We all know that a picture is worth a thousand words; we're visual learners, us human beings, and we like images. We like color and detail and brightness and contrast.
Last week, I had a two-hour photo shoot for a book I've written. This was a completely new experience for me; never have I "played" for hours in front of an assembly of photographic equipment and smiled for over 400 photos. (That's a lot of "say cheese!") Once I got over my insecurity, it was pretty fun, really. I felt like a magazine model, and I may or may not have created a little fantasy in my head about having to hurry up and get this cover shoot done before hopping the next plane to Milan for Fashion Week.
My photographer, Peter, made it easy enough to smile for the camera, as he is also a Broadway actor who can do an uncanny impression of Christopher Walken, which made me laugh until I spit and snorted. (We didn't use those shots.)
We were several frames into the shoot before he turned his camera around to show me an image on the LCD screen. "I mean, look at that," he said, kissing the tips of his fingers. "Is that gorgeous, or what?" I took a step forward, leaned over, and looked at the little screen. And silently gasped.
For lack of a gentler term, I looked. . . old. I couldn't understand it; I had just had my photo taken the day before, with my friend's digital camera, and I hadn't looked old. What had happened to me in twenty-four hours?
Peter later explained to me that when a professional photographer takes a picture of his subject, the camera takes in every aspect of the person -- every bit of visual information -- and presents the image completely unprocessed, in "RAW" format. The image is then processed and retouched later; shadows are adjusted, color and skin tone are corrected, etc. Evidently, our modern-day digital cameras do this automatically, which is why the images we see of ourselves on them are kinder and gentler than the one I was seeing on Peter's camera screen.
I thought about this throughout the evening, each time Peter showed me a proof and kissed his fingertips and said "Stunning!" or "Lovely!" or "Gorge!" I wondered how he could say such things, with my undereye circles and crow's feet and laugh lines so naked and exposed on his LCD screen. I figured either he was being extremely kind or he was rather full-of-it.
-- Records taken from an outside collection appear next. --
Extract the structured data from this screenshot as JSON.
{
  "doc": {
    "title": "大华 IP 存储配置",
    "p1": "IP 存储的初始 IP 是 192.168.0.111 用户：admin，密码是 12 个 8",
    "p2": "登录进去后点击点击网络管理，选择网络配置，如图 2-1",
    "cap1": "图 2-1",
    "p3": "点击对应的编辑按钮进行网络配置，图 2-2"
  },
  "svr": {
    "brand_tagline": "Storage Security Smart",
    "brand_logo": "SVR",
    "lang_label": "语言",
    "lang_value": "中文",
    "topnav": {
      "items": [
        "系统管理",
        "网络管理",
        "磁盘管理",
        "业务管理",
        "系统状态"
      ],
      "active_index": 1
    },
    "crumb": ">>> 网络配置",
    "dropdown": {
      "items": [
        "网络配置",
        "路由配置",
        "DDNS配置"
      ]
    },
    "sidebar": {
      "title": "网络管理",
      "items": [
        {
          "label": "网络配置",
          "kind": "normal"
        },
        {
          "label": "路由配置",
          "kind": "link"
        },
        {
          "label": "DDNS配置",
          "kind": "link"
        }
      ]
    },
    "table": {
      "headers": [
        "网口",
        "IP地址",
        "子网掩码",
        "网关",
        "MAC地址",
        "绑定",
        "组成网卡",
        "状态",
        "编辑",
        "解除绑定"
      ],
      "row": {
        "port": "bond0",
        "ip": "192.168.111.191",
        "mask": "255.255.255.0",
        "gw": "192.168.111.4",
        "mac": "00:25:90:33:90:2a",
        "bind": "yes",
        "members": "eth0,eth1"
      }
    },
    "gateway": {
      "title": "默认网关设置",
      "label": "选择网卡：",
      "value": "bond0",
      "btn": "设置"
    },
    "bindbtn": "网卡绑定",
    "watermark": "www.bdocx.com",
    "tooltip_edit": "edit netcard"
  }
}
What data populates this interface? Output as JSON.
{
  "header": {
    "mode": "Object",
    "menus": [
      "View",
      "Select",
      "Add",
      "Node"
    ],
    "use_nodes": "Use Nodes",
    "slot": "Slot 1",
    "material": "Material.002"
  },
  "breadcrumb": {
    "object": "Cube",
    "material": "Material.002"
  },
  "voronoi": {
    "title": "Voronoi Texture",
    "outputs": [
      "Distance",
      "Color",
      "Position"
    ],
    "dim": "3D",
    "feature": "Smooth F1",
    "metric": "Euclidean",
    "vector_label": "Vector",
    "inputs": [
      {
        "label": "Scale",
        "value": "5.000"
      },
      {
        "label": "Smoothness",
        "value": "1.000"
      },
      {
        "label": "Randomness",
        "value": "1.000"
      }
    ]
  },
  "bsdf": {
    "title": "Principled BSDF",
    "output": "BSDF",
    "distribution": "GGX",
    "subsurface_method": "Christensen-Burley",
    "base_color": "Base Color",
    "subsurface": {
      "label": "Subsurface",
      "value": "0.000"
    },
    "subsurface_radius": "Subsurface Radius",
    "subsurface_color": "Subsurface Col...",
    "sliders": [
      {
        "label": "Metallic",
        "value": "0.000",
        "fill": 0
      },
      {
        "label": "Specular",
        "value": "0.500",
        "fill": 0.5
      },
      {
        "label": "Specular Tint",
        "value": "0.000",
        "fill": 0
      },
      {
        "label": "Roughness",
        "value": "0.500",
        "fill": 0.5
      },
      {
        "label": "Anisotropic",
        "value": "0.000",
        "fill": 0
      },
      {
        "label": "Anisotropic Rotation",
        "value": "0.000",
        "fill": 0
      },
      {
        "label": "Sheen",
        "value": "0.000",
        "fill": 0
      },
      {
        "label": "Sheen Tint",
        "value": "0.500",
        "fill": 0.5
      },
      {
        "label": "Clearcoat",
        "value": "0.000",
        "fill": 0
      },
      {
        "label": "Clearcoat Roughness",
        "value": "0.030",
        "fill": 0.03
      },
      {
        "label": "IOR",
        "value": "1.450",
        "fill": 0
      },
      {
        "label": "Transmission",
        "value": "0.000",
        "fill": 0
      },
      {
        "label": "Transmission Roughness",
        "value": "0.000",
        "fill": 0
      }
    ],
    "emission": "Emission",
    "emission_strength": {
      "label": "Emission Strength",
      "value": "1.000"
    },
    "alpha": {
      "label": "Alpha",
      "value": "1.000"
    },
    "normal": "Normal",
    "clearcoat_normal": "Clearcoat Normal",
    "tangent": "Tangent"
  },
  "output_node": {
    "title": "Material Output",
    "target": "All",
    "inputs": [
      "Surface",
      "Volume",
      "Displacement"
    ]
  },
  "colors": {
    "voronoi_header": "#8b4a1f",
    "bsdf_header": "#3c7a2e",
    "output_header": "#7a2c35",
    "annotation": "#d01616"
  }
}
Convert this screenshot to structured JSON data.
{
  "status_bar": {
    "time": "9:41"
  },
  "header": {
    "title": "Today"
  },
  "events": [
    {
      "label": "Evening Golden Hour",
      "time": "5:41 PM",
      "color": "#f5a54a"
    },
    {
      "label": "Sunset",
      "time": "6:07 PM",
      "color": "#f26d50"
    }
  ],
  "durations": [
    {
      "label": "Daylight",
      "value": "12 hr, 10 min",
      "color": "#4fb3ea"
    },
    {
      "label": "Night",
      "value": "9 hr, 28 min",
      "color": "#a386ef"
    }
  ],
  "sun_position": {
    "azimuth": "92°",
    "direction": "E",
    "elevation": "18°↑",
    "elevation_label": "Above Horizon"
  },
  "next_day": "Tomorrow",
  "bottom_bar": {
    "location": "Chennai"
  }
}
And then it hit me: he was already "seeing" the finished product in his mind's eye. He wasn't seeing the flaws on the screen; after hundreds of photo sessions, he had learned to see the images not for what they were, but for what they would be when he was finished with them.
The allegory wasn't lost on me. I realized then that this is how God sees us. He looks at us and sees all -- the flaws, the imperfections, the problem areas -- and yet He is able to look beyond what is to what will be. He peers into our hearts, and nothing is hidden from Him. Almighty God is always able to see us in "RAW" format -- like it or not. But His vision isn't limited to that. Just as Peter saw beauty in my raw photos, envisioning what they would be once he was done working on them, God sees beauty in us, despite our weaknesses and blemishes. He sees what we will be when He is done working on us.
I imagine that Peter's work is endlessly easier than God's, since photos don't fight the process like people do. Peter's work on my raw photos probably took a couple of hours. God's work on my raw heart is taking considerably longer to complete. I am grateful that God doesn't charge by the hour.
All in all, it was a humbling experience, even after my little Milan fantasy. If you have an opportunity to see yourself in the "RAW", I encourage you to be a visionary and cut yourself some slack. . .
God isn't finished with you, either.